offenders, as part of the Community Payback scheme.
Following a meeting with local Councillors on the Elswick Road car
park, initiated by Cambridge Ward Police Community Support & Traffic
Officer (PCSTO) Chris Ward, graffiti disclaimer forms were delivered
to relevant houses to allow Sefton Council to remove the graffiti
under the scheme.
PCSTO Ward commented:- “This is what can be achieved by taking
a multi-agency approach to dealing with issues of anti-social
behaviour. Work continues to identify those responsible for graffiti
and arrests are expected shortly. More initiatives are planned for
the area. I hope local residents will see the improvement this has
made and continue to work with the Police, Councillors Sue McGuire,
Carmel Preston and Tom Glover, the housing agencies and other
agencies to build a safer stronger neighbourhood for all.”
Inspector Neil Moss of the Southport North East Neighbourhood
continued:- “Chris is a very dedicated Officer and it is to
his credit that this has been achieved. In addition to this
environmental work other concerns in the area are being addressed.
One arrest for criminal damage to property, and seizure of a scooter
from a rider with no licence and no insurance have also taken place
in the area within the last month. Residents should be assured that,
with the help of the local community, the minority of individuals or
families who cause issues in the area will be identified, and action
will be taken against them.”
Residents of Cambridge & Meols wards are invited to have their say
on deciding the Neighbourhood Policing Priorities for the next three

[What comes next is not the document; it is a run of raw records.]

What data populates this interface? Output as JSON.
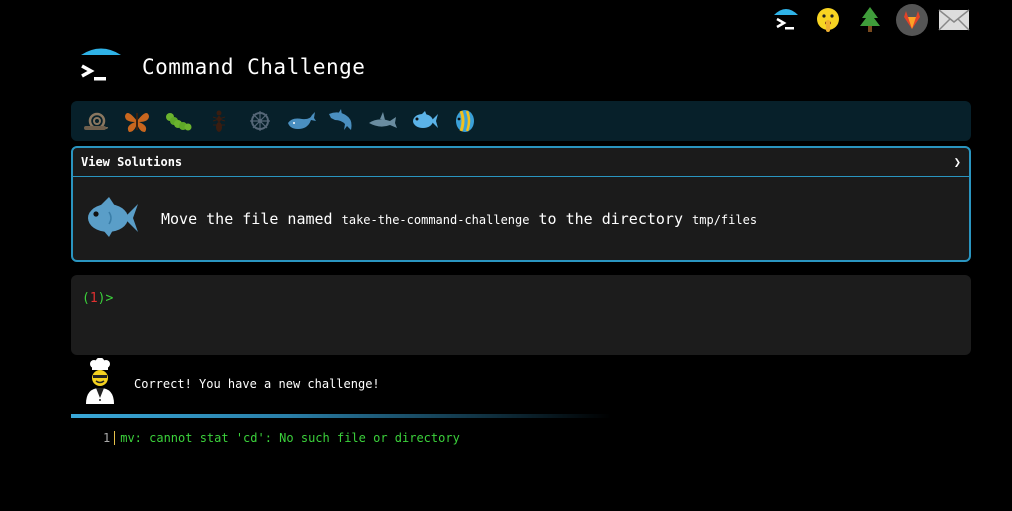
{
  "header": {
    "title": "Command Challenge"
  },
  "top_icons": [
    "terminal-logo-icon",
    "shushing-face-icon",
    "tree-icon",
    "gitlab-icon",
    "envelope-icon"
  ],
  "levels": [
    "snail-icon",
    "butterfly-icon",
    "caterpillar-icon",
    "ant-icon",
    "wheel-icon",
    "whale-icon",
    "dolphin-icon",
    "shark-icon",
    "fish-icon",
    "tropical-fish-icon"
  ],
  "challenge": {
    "view_solutions": "View Solutions",
    "toggle": "❯",
    "text_before": "Move the file named ",
    "file_name": "take-the-command-challenge",
    "text_middle": " to the directory ",
    "dir_name": "tmp/files"
  },
  "terminal": {
    "paren_open": "(",
    "number": "1",
    "paren_close": ")>"
  },
  "feedback": {
    "text": "Correct! You have a new challenge!"
  },
  "output": {
    "line_number": "1",
    "line_text": "mv: cannot stat 'cd': No such file or directory"
  },
  "colors": {
    "accent": "#2a95c0",
    "prompt_green": "#3bd13b",
    "prompt_red": "#e03030",
    "level_bar_bg": "#07202a"
  }
}
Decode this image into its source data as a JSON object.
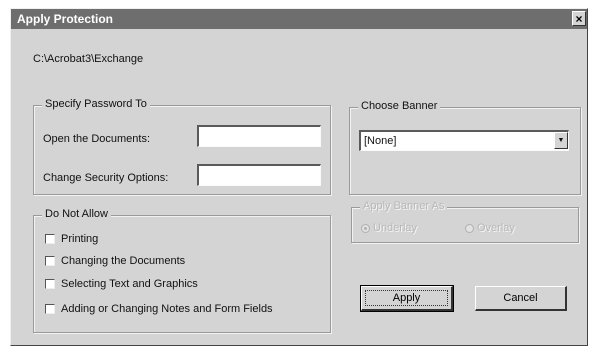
{
  "window": {
    "title": "Apply Protection",
    "close_glyph": "×"
  },
  "path": "C:\\Acrobat3\\Exchange",
  "password_group": {
    "legend": "Specify Password To",
    "open_label": "Open the Documents:",
    "open_value": "",
    "change_label": "Change Security Options:",
    "change_value": ""
  },
  "banner": {
    "label": "Choose Banner",
    "selected": "[None]",
    "arrow_icon": "▼"
  },
  "do_not_allow": {
    "legend": "Do Not Allow",
    "items": [
      {
        "label": "Printing",
        "checked": false
      },
      {
        "label": "Changing the Documents",
        "checked": false
      },
      {
        "label": "Selecting Text and Graphics",
        "checked": false
      },
      {
        "label": "Adding or Changing Notes and Form Fields",
        "checked": false
      }
    ]
  },
  "apply_banner_as": {
    "legend": "Apply Banner As",
    "options": [
      {
        "label": "Underlay",
        "selected": true
      },
      {
        "label": "Overlay",
        "selected": false
      }
    ],
    "enabled": false
  },
  "buttons": {
    "apply": "Apply",
    "cancel": "Cancel"
  }
}
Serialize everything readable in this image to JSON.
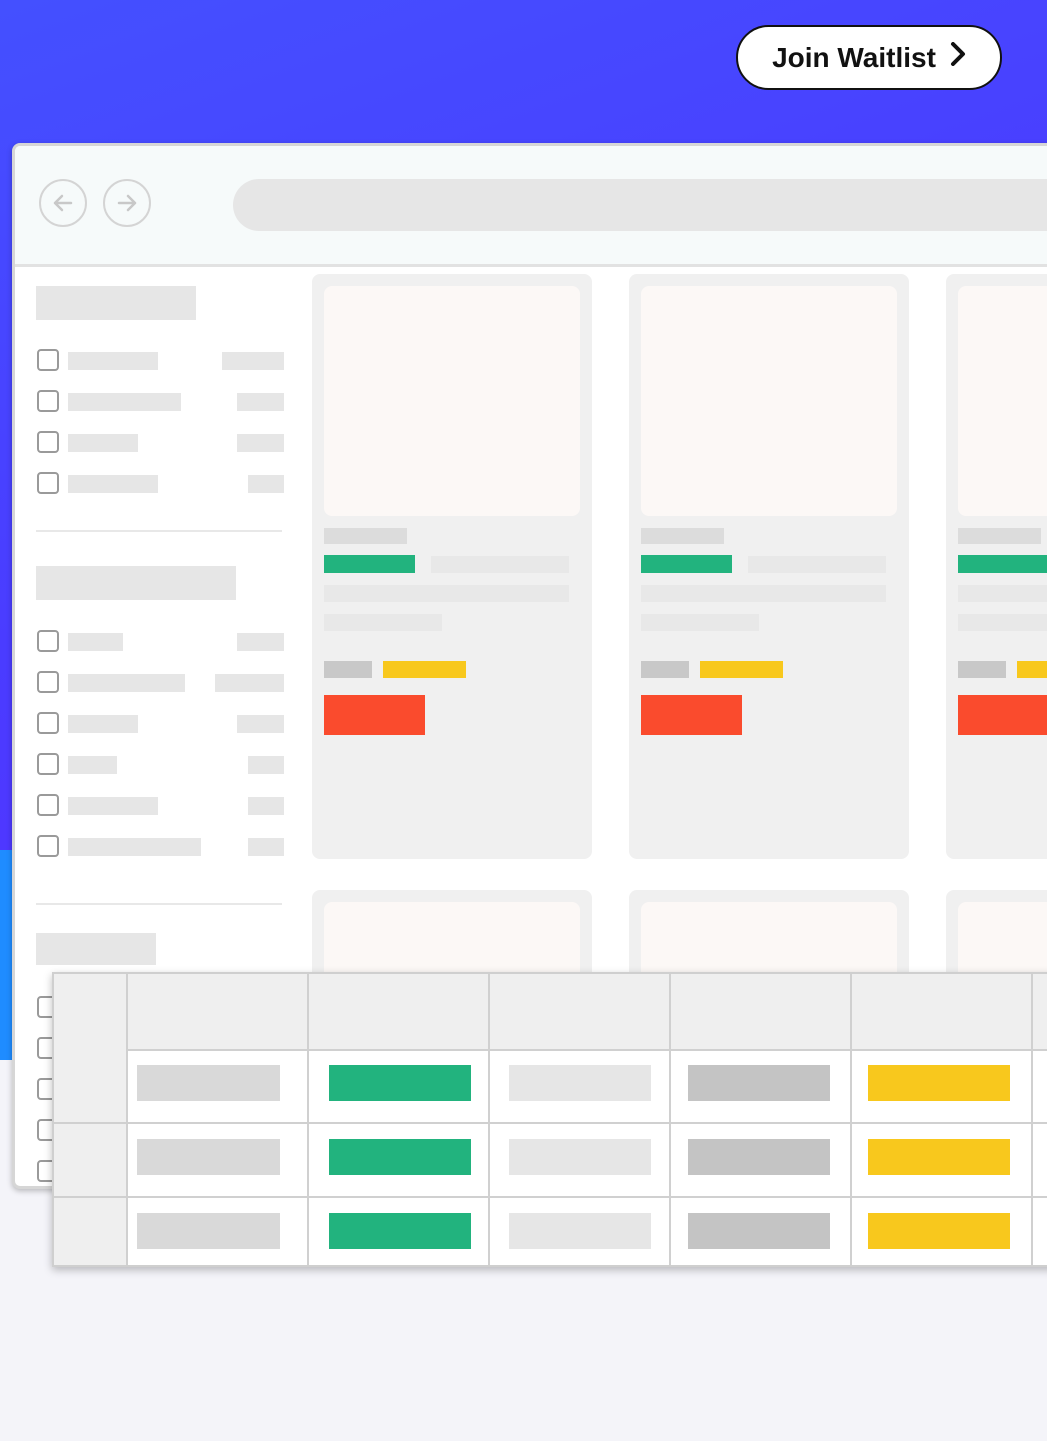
{
  "header": {
    "join_button_label": "Join Waitlist",
    "join_button_icon": "chevron-right-icon"
  },
  "colors": {
    "hero_background": "#4a3cff",
    "accent_green": "#22b37e",
    "accent_yellow": "#f8c81d",
    "accent_red": "#fa4b2d",
    "placeholder_gray": "#e6e6e6"
  },
  "browser": {
    "back_icon": "arrow-left-icon",
    "forward_icon": "arrow-right-icon"
  }
}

months at the next Community Matters meeting.
This will be held at
Stanley High School Sports College at 6.00PM on Tuesday, 26 May 2009.
CALLING ALL WOMEN -
YOUR LOCAL COUNCIL NEEDS YOU!
DO you want to have a say in the
decisions that impact on your community?
Do you want our local
councils to better represent the needs of you and your family?
If the answer is yes, why not attend a free event to be held on
Friday, 29 May 2009 at Liverpool Town Hall, to encourage more Black,
Asian and minority ethnic (BAME) women to get involved as local
councillors. This event is open to women from all over Liverpool.
Currently, across England our councils are not even close to being
representative of their communities – only around 149 out of 19,617
councillors are BAME women. To fully reflect society the number
would have to rise nearer to 1000.
Women interested in attending should register online at:-
livegroup.co.uk/bame or call 0208 481 3375.
The event will be led by Cllr Mia Jones, member of the BAME Women
Cllr Mia Jones is part of the 16 member strong Taskforce, announced
in May 2008 by Harriet Harman, Minister for Women and Equality.
Its aim is to encourage more BAME women to think positively about
becoming local councilors. It is cross-party and includes
councillors and former councillors from across Britain.